Women in Leadership: A conversation with Eurasia Foundation President Lisa Coll

October 5, 2020

“It is important to show younger generations of women and girls that they can do anything they set their minds to and to show them that stereotypes should not hold them back,” says Eurasia Foundation President Lisa Coll. EF Communications Officer Julia McLean interviewed Ms. Coll on the importance of gender diversity in leadership, the barriers she has faced in her own career, and more.

JULIA MCLEAN, HOST: Why is it important for women to hold leadership positions in our institutions?

LISA COLL: I think there are a number of reasons why this is important. First, why not women in leadership positions? Some studies show that the non-profit sector is made up of over 75 percent women and an industry that is made up of that many women should have women in decision making positions. Women representing the industry, women leading the institutions. Second, I think speaking very generally, women are skilled negotiators and skilled listeners. And listening I think in particular is a very important quality in good leadership. It helps colleagues feel seen. It allows the leader to collect different perspectives and data points on making decisions. And I also think it’s important to show younger generations of women and girls that they can do anything they set their minds to and to show them that stereotypes should not hold them back.

MCLEAN: What are from your perspective the biggest challenges for women in or aspiring toward leadership roles?

COLL: Unfortunately, the stereotypes around gender are still very prevalent in the U.S. And in most cases I think the pathway to leadership for a woman is filled with many obstacles. Concerns about divided priorities if the woman has children. And I think on the flipside, also sometimes family responsibilities do not leave time for leadership responsibilities. I think sometimes there is harassment, lack of role models. There’s also a tendency to not advocate for oneself, to ask for promotions or raises. So, I think we just need to take a little more deliberate look at the issue of women in leadership positions and find some solutions to some of the more practical problems.

MCLEAN: How did you overcome gender-related roadblocks in your own career?

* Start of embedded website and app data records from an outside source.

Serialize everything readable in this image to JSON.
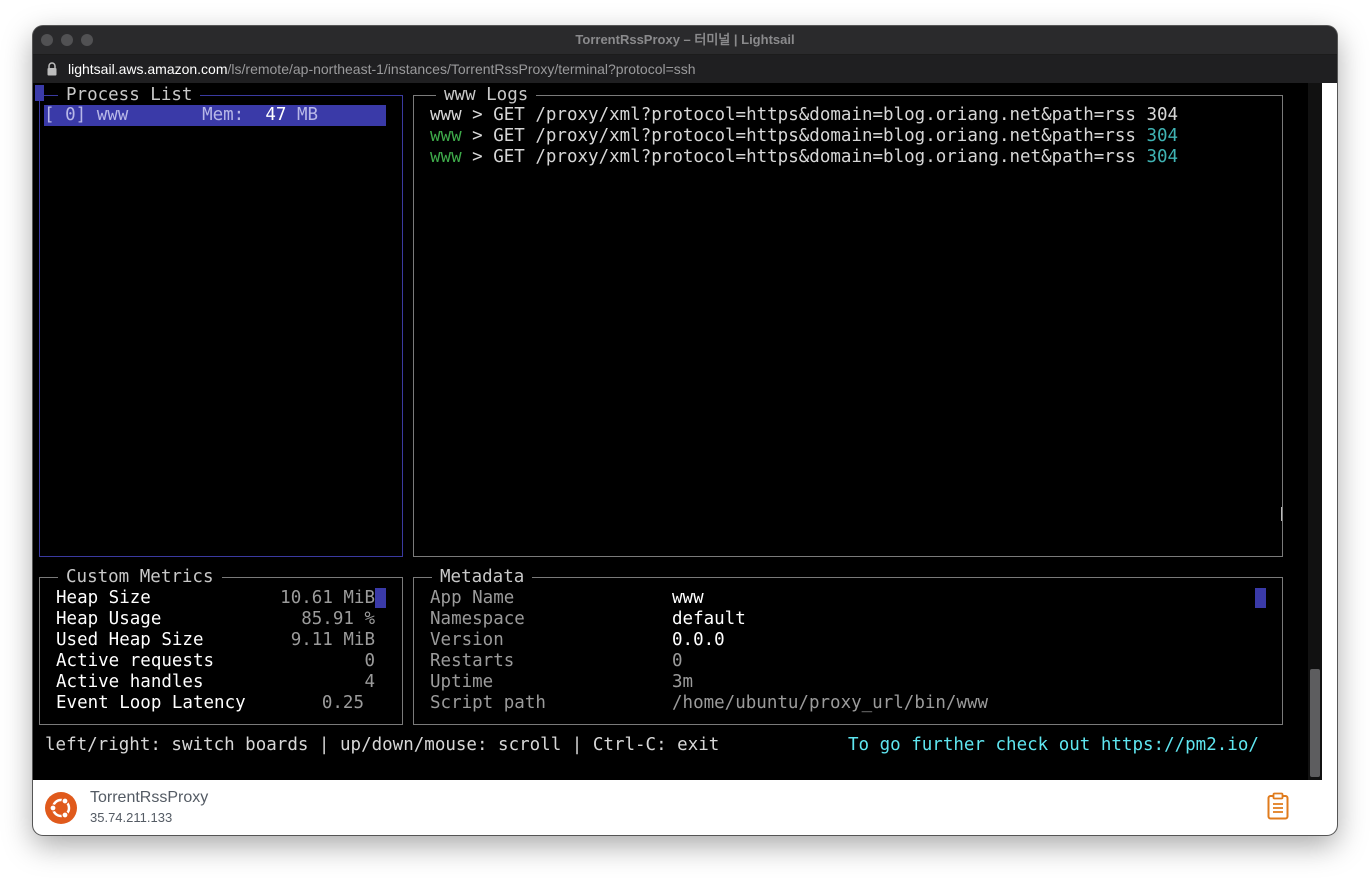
{
  "window": {
    "title": "TorrentRssProxy – 터미널 | Lightsail"
  },
  "address": {
    "host": "lightsail.aws.amazon.com",
    "path": "/ls/remote/ap-northeast-1/instances/TorrentRssProxy/terminal?protocol=ssh"
  },
  "process_list": {
    "title": "Process List",
    "item": {
      "index": "[ 0]",
      "name": "www",
      "mem_label": "Mem:",
      "mem_value": "47",
      "mem_unit": "MB"
    }
  },
  "logs": {
    "title": "www Logs",
    "lines": [
      {
        "app": "www",
        "request": " > GET /proxy/xml?protocol=https&domain=blog.oriang.net&path=rss",
        "status": "304"
      },
      {
        "app": "www",
        "request": " > GET /proxy/xml?protocol=https&domain=blog.oriang.net&path=rss",
        "status": "304"
      },
      {
        "app": "www",
        "request": " > GET /proxy/xml?protocol=https&domain=blog.oriang.net&path=rss",
        "status": "304"
      }
    ]
  },
  "custom_metrics": {
    "title": "Custom Metrics",
    "rows": [
      {
        "label": "Heap Size",
        "value": "10.61 MiB"
      },
      {
        "label": "Heap Usage",
        "value": "85.91 %"
      },
      {
        "label": "Used Heap Size",
        "value": "9.11 MiB"
      },
      {
        "label": "Active requests",
        "value": "0"
      },
      {
        "label": "Active handles",
        "value": "4"
      },
      {
        "label": "Event Loop Latency",
        "value": "0.25"
      }
    ]
  },
  "metadata": {
    "title": "Metadata",
    "rows": [
      {
        "label": "App Name",
        "value": "www"
      },
      {
        "label": "Namespace",
        "value": "default"
      },
      {
        "label": "Version",
        "value": "0.0.0"
      },
      {
        "label": "Restarts",
        "value": "0"
      },
      {
        "label": "Uptime",
        "value": "3m"
      },
      {
        "label": "Script path",
        "value": "/home/ubuntu/proxy_url/bin/www"
      }
    ]
  },
  "help_bar": {
    "keys": "left/right: switch boards | up/down/mouse: scroll | Ctrl-C: exit",
    "promo": "To go further check out https://pm2.io/"
  },
  "instance": {
    "name": "TorrentRssProxy",
    "ip": "35.74.211.133",
    "os_icon": "ubuntu-icon",
    "clipboard_icon": "clipboard-icon",
    "accent_color": "#e05a1c"
  }
}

COLL: Well, I’ve been lucky to have mentors and supervisors along the way–both women and men–who both pushed me professionally and also gave me opportunities to grow. I’ve been with Eurasia Foundation for most of my career and part of the reason I stayed for so long is that I never felt a barrier to professional growth because of my gender or because of the fact that I have children at home to care for. It is a very supportive environment for working parents. I also have a partner in my husband who is deeply supportive of my career and also shares the household responsibilities, including putting dinner on the table every night.

MCLEAN: How do you think about your own daughters’ futures and what do you encourage in them?

COLL: I think I want from my girls what all parents want for their kids. I want them to find their own way and to find what makes them happy. I expect them to work hard at anything they do and I try to help them recognize their relative privilege simply due to the color of their skin and their socioeconomic backgrounds. I expect them to lift others up when they see the opportunity to do so. But beyond that, I try hard not to push them in any particular direction. They need to find what gets them excited and push themselves in that direction.

MCLEAN: What would you say was the best piece of advice given to you that has helped you get to where you are?

COLL: My dad said something repeatedly to me when I was growing up. He said never rely on someone else for your own happiness. We build relationships, hopefully healthy ones, with people who we want to walk through life with. Sometimes I think people look to partners or other people in their lives to make themselves happy, and no one can make you happy except for yourself. The second thing I also learned from my parents, and I don’t know if this was ever a piece of advice or just shown to me through example, is to always keep your word and do what you say you’re going to do. This is important in personal relationships but also, I think, in the workplace. It builds trust and accountability, which is the foundation for all healthy relationships whether professional or personal.